The Early Days
Corvallis, Ore., 1946. While observing a group of boys playing basketball, the late-Past National President Frank Hise noticed that the smaller kids had a hard time keeping up with the others. To level this imbalance, he organized a free-throw contest where every kid could participate. On that day, the Elks Hoop Shoot was born. But, it wasn’t until 1972 that the program held its first national finals in Kansas City, Mo.
1974 was big year for the program. The Elks National Foundation started funding the program. Gerald (Getty) Powell was named as the program’s first national director. One of his first orders of business was to allow girls to fully compete in the contest. #GirlsAllowed

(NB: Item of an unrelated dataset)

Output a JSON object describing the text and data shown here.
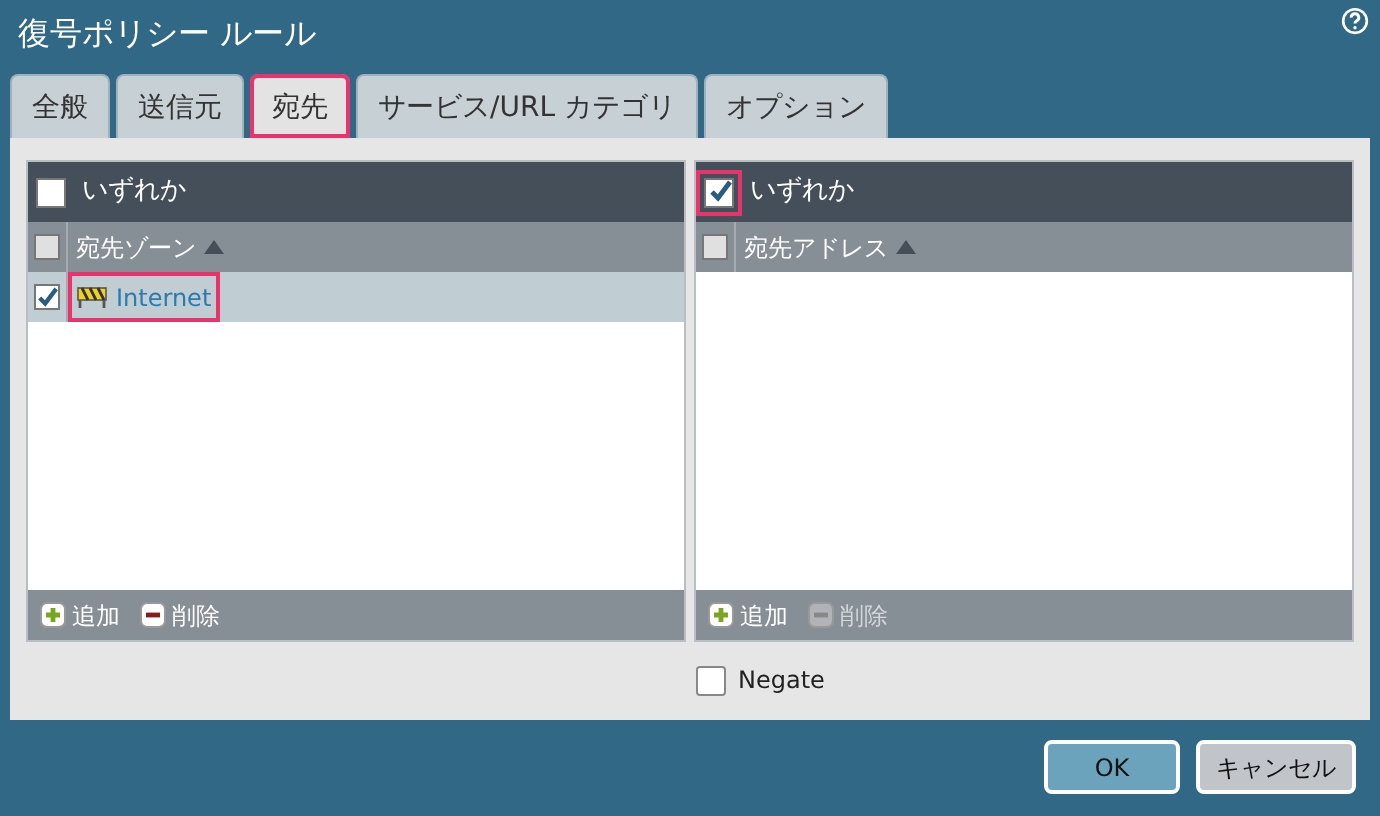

In 1975, the Basketball Hall of Fame in Springfield, Mass., offered the program the opportunity to display a plaque inscribed with the names of all the national champions. The plaque has been displayed there ever since. In 1979, Powell retired and Emile Brady became the second national director of the program. In 1980, the national finals moved to Indianapolis. They remained in Indy through 1995, except for 1991, when they were held in Springfield in conjunction with the Hall of Fame’s celebration of basketball’s centennial. In 1996, the finals moved back to Springfield, where they remained until 2015. Starting in 2016, the Hoop Shoot National Finals will be held in Chicago—the home of the Elks. In 1997, Cam Cronk took over as national director. In 2012, Cam and his wife Linda hung up their jerseys. Since 2012, the Elks National Foundation both funds and runs the program.

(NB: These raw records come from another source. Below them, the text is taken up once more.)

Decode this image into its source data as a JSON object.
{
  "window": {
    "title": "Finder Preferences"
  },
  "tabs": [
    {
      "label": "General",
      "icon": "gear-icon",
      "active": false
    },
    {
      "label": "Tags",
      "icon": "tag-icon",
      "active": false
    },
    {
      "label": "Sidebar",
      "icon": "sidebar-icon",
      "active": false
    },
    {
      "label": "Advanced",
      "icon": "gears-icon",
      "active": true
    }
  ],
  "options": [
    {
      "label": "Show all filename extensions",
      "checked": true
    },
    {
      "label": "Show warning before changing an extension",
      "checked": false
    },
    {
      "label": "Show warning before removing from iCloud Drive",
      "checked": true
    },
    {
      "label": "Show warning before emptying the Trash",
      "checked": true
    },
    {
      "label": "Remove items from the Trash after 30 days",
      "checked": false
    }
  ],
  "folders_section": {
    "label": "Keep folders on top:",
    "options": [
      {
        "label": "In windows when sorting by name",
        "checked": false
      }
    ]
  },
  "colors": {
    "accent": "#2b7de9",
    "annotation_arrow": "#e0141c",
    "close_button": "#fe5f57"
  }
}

The grit movement in education started a few years ago when psychologist Angela Duckworth studied people in various challenging situations, including National Spelling Bee participants, rookie teachers in tough neighborhoods, and West Point cadets. Her research suggested that grit was a more accurate predictor of success than social intelligence, good looks, physical health, or IQ. Grit is the will to persevere in the face of long odds. But, the important thing is that this characteristic that researchers and experts have concluded is so important for our children—our Hoop Shoot program develops it and reinforces it—for more than 40 years now. Participants in the Hoop Shoot develop grit by setting goals, working hard to achieve them, failing and bouncing back to try again and work even harder the next year. In 2015, we debuted a six part series featuring videos of a few finalists and their parents telling stories of hard work and determination and of perseverance in response to failure and of setting goals, falling short and getting back up and doing it again. It turns out while we were immersed in running the Hoop Shoot, its outcomes had become the Holy Grail of youth programming.